The administrators at the facility, which is owned by Larkin Community Hospital in South Miami, acknowledged they did not call 911 emergency services until the wee hours of September 13th, when a series of patients began suffering from cardiac arrest and respiratory failure after three days of exposure to excessively high temperatures.
U.S. News and World Report described the Rehabilitation Center as being “a large facility with 152 beds and has for-profit, corporate ownership.” Further, their researchers ranked the facility with a 1.8 out of 5 stars for senior care, citing a history of numerous complaints and violations, well over the state and national averages.
Would there have been a different outcome if this had been a nonprofit nursing home instead of a for-profit? Hard to say, but there is a significant body of research on the higher level of care found in general in nonprofit facilities vs for-profit. NPQ has written numerous articles on other similar studies that examine the effects that the profit motive has on staffing (lower per capita) as it correlates to care and on billings to Medicaid (higher than for nonprofits). Examples from New Jersey and Washington, DC, among other locales, bear this out. In Washington, “for-profit nursing homes were 60 percent more likely to be cited by state inspectors for health and safety violations than nonprofits.”

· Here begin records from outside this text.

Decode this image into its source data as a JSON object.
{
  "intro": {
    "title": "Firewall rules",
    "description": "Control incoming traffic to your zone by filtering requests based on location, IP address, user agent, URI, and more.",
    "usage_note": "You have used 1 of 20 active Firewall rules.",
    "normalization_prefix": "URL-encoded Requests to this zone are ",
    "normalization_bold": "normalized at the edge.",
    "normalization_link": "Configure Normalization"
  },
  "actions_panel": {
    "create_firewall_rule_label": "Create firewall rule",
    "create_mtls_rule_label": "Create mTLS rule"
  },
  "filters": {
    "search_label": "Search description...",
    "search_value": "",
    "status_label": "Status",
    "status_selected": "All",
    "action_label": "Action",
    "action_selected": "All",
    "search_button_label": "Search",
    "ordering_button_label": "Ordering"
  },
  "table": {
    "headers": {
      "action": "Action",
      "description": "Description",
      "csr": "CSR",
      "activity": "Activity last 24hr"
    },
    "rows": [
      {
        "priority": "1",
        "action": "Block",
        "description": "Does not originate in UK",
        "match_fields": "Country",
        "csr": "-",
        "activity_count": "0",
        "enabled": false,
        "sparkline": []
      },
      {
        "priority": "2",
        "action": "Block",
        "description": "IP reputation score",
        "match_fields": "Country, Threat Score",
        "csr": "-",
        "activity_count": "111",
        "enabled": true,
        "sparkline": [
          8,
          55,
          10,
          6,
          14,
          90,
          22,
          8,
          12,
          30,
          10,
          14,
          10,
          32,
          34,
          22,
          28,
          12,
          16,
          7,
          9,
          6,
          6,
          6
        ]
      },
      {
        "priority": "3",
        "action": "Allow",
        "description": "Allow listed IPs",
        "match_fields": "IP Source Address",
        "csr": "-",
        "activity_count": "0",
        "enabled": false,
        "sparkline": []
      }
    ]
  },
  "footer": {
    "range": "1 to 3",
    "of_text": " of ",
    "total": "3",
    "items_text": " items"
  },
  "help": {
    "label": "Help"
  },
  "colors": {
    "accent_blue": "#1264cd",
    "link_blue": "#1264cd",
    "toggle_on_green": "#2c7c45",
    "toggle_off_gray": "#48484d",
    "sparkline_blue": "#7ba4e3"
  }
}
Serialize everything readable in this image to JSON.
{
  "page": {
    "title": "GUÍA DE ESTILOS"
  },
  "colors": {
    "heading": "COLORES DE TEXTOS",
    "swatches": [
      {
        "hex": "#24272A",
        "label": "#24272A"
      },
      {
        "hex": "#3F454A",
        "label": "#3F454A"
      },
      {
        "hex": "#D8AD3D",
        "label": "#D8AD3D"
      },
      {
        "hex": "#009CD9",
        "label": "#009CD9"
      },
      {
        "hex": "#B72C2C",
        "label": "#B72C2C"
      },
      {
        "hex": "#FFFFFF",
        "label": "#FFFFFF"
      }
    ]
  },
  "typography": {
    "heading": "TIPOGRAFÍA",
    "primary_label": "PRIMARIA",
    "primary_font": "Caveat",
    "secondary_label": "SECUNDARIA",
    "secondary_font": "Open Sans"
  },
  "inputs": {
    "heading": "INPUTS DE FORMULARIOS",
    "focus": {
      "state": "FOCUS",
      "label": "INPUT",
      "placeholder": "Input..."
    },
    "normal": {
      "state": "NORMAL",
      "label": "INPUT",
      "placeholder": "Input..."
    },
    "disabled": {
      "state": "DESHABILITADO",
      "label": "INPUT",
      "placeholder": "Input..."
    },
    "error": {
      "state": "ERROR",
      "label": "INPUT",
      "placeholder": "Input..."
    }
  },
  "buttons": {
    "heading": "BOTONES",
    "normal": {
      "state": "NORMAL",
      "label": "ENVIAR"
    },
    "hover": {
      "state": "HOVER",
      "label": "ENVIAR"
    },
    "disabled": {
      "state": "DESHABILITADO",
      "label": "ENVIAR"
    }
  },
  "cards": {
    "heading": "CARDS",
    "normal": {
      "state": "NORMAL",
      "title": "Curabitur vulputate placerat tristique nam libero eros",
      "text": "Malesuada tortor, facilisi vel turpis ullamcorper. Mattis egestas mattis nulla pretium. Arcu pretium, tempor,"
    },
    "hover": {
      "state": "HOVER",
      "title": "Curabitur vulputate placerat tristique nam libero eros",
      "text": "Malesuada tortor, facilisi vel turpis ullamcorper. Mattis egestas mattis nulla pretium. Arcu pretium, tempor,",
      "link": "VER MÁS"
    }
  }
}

The Florida example is a tragedy upon a tragedy. In addition to the devastation to property caused by hurricane-force winds, families and individuals are now left to deal with what could’ve been likely preventable deaths. Florida’s governor has since imposed new rules requiring generators for use in facilities in the event of a power outage.—Jeannie Fox